▶ **Try it**: When a line of the entries contains the word "JSON", report that line.

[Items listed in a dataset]

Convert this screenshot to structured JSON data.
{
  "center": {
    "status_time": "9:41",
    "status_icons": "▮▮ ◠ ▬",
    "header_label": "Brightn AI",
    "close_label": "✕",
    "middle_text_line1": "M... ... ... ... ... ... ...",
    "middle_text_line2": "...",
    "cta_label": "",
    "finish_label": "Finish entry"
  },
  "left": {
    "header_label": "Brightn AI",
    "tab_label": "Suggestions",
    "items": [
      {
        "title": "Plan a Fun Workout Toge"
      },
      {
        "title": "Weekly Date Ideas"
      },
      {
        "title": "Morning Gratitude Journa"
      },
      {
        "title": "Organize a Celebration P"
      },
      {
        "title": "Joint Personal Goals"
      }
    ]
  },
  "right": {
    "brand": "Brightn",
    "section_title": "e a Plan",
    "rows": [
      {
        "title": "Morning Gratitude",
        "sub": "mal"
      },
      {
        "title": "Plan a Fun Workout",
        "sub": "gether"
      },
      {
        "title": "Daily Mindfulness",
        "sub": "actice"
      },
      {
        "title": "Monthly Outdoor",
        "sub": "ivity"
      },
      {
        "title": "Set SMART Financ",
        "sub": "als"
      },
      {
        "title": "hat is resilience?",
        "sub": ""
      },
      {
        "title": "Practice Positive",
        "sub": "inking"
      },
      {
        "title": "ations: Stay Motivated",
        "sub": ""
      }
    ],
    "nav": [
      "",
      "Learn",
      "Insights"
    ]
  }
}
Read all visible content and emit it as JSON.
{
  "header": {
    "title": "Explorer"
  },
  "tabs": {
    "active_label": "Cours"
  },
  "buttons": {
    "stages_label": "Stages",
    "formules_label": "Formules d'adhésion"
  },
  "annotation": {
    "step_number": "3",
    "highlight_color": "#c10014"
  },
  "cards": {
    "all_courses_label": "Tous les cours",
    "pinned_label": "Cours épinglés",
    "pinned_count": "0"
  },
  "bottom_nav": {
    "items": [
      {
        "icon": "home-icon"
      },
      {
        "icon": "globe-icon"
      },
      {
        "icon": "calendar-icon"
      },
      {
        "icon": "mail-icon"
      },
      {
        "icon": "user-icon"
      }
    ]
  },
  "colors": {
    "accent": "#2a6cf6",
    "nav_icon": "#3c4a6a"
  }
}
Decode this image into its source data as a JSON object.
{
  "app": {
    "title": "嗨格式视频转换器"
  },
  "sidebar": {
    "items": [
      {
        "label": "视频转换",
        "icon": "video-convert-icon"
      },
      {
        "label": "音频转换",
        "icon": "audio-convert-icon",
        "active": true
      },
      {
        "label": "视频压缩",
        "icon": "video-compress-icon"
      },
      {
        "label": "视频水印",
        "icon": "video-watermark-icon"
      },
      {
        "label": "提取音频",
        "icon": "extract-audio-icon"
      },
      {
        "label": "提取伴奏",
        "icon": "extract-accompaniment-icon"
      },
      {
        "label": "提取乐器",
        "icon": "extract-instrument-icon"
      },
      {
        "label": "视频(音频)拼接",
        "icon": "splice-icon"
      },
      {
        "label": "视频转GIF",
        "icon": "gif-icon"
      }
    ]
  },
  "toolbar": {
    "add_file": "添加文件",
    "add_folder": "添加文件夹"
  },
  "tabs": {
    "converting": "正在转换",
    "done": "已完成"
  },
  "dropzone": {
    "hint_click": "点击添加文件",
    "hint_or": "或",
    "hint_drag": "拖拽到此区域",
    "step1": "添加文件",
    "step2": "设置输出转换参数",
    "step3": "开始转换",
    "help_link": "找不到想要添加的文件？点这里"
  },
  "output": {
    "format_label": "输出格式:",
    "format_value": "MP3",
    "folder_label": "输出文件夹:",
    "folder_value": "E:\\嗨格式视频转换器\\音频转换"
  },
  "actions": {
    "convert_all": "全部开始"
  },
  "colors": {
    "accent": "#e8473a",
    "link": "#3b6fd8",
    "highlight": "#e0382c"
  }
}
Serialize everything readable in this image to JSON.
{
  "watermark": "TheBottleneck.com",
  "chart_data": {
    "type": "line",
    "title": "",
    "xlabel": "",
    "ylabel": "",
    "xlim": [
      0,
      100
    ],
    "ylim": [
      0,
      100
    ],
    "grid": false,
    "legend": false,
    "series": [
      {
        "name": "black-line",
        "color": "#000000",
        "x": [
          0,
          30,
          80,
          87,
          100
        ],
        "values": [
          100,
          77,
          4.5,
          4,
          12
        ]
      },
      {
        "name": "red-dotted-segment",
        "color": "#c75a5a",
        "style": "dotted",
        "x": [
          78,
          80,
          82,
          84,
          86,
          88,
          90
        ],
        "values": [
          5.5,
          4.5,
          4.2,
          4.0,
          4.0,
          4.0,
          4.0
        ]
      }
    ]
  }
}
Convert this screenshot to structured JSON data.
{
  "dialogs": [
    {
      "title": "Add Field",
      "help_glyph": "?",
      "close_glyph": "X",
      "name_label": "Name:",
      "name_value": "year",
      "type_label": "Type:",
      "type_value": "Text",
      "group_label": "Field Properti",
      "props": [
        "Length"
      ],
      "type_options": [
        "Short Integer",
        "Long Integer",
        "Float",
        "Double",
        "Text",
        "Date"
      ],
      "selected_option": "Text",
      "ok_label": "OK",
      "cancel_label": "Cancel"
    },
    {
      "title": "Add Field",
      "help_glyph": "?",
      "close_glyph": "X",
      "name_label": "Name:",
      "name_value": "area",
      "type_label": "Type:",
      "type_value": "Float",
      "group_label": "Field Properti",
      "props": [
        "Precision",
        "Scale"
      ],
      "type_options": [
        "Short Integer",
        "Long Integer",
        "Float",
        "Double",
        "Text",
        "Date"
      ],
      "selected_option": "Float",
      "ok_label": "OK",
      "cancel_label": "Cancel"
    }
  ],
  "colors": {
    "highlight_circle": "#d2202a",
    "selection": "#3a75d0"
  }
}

▶ **Exercise output**:
Convert this screenshot to structured JSON data.
Read all visible content and emit it as JSON.
Decode this image into its source data as a JSON object.
Serialize everything readable in this image to JSON.
Convert this screenshot to structured JSON data.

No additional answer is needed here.